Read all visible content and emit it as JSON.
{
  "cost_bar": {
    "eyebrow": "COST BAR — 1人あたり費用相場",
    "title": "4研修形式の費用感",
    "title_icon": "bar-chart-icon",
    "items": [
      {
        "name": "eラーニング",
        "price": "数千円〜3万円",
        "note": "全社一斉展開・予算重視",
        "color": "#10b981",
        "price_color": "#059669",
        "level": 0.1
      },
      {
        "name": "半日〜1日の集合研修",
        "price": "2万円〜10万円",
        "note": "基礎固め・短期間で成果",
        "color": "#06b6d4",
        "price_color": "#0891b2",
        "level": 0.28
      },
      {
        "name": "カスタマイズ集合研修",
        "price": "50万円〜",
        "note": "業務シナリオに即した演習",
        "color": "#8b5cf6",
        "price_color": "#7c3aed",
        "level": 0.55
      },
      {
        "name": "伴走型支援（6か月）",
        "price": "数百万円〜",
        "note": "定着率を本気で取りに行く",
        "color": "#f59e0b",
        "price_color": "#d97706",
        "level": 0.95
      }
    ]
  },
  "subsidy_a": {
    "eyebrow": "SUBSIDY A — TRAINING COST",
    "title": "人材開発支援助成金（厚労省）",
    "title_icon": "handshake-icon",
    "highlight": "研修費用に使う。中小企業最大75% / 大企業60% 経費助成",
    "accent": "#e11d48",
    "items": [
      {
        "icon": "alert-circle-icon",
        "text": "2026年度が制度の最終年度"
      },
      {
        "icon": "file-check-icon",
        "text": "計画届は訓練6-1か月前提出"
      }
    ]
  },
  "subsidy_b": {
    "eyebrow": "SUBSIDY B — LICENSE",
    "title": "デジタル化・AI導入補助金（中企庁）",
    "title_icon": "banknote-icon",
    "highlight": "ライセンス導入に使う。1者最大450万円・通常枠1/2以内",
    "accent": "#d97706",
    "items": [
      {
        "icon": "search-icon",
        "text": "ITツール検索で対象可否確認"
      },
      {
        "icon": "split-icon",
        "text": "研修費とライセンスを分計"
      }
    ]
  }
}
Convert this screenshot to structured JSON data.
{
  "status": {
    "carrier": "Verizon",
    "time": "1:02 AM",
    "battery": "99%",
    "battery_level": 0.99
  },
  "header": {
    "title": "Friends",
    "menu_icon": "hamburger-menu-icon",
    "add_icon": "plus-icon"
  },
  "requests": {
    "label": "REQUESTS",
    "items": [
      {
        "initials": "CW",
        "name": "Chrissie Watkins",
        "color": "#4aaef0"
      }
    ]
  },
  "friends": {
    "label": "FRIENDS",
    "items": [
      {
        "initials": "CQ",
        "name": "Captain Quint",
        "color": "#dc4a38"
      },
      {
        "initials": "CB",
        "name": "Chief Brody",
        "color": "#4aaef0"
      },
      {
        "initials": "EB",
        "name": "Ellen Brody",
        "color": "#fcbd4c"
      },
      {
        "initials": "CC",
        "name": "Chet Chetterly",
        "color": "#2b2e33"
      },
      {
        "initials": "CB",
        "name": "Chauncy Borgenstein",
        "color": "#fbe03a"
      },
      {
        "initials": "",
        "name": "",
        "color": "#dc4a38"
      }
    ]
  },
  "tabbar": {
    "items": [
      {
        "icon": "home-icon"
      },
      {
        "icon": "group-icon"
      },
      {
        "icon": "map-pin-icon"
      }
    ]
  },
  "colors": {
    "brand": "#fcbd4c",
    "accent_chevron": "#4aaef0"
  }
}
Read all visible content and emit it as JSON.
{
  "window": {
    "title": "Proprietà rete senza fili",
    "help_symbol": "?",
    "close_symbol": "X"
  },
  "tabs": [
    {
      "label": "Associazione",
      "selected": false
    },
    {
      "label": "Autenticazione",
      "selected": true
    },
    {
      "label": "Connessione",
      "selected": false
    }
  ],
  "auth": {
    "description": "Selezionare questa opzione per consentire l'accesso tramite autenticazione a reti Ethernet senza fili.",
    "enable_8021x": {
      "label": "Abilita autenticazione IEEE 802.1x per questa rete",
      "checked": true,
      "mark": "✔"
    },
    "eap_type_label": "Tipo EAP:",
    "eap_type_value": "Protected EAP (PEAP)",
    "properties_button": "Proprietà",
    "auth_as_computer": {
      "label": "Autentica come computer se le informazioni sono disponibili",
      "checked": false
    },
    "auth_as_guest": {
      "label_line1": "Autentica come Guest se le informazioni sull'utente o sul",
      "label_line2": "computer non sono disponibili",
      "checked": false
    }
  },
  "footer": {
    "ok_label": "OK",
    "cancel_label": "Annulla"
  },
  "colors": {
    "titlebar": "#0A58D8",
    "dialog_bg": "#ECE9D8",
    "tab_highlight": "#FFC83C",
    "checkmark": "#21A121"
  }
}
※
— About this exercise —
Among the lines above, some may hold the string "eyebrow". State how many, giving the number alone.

— Reply —
3